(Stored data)
----
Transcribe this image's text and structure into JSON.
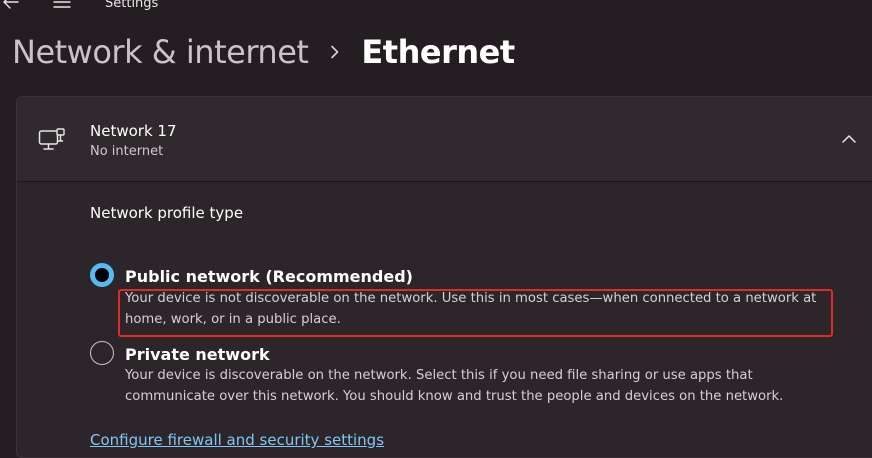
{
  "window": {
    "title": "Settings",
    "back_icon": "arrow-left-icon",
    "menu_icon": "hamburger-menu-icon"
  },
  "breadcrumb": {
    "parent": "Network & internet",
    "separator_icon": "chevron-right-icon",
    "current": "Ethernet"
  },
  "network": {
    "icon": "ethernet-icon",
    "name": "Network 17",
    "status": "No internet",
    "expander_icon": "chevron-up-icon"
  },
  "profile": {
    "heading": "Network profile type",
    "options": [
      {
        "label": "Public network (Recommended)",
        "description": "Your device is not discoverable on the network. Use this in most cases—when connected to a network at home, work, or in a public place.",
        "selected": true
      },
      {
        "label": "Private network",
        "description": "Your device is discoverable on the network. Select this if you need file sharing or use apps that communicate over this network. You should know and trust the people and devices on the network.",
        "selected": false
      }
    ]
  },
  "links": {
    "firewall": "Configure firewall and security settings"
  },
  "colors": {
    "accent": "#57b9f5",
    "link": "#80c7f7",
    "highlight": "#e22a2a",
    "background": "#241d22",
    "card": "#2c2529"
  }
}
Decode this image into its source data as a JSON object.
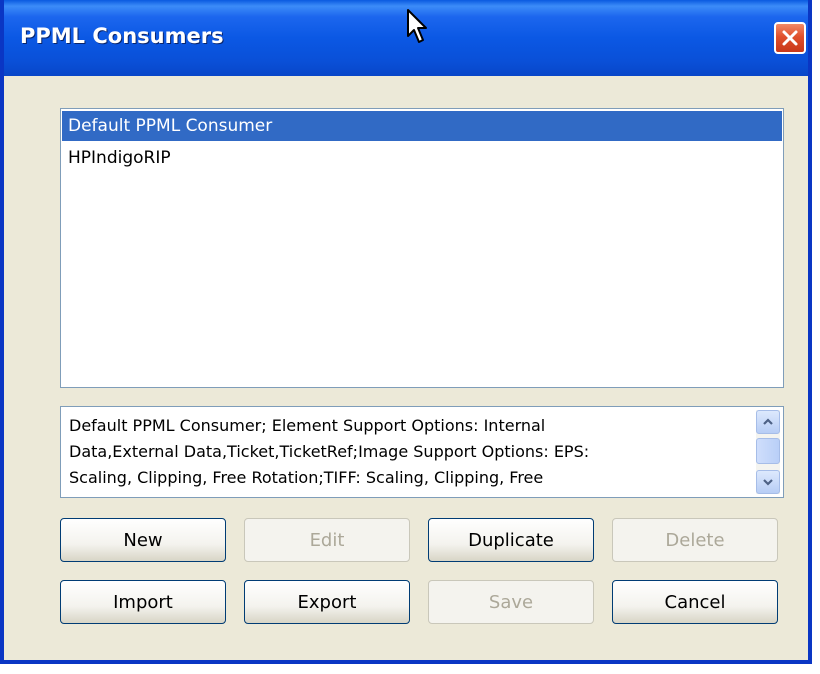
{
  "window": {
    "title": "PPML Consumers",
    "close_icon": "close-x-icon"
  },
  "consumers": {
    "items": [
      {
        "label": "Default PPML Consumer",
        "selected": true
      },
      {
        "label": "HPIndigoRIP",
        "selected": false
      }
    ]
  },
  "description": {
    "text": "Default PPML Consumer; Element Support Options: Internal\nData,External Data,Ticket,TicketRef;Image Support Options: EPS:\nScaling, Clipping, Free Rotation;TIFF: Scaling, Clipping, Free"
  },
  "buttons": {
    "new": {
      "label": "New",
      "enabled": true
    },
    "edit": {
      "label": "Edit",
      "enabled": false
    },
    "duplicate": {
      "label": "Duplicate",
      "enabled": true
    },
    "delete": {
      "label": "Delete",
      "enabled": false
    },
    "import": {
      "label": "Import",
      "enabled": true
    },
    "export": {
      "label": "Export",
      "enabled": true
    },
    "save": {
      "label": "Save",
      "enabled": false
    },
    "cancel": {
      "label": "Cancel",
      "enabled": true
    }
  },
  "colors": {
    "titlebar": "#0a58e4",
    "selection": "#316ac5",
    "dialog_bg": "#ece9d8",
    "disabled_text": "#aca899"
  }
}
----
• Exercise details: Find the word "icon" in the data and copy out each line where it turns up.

• Solution:
    "back_icon": "arrow-left-icon",
    "menu_icon": "hamburger-menu-icon"
    "separator_icon": "chevron-right-icon",
    "icon": "ethernet-icon",
    "expander_icon": "chevron-up-icon"
    "close_icon": "close-x-icon"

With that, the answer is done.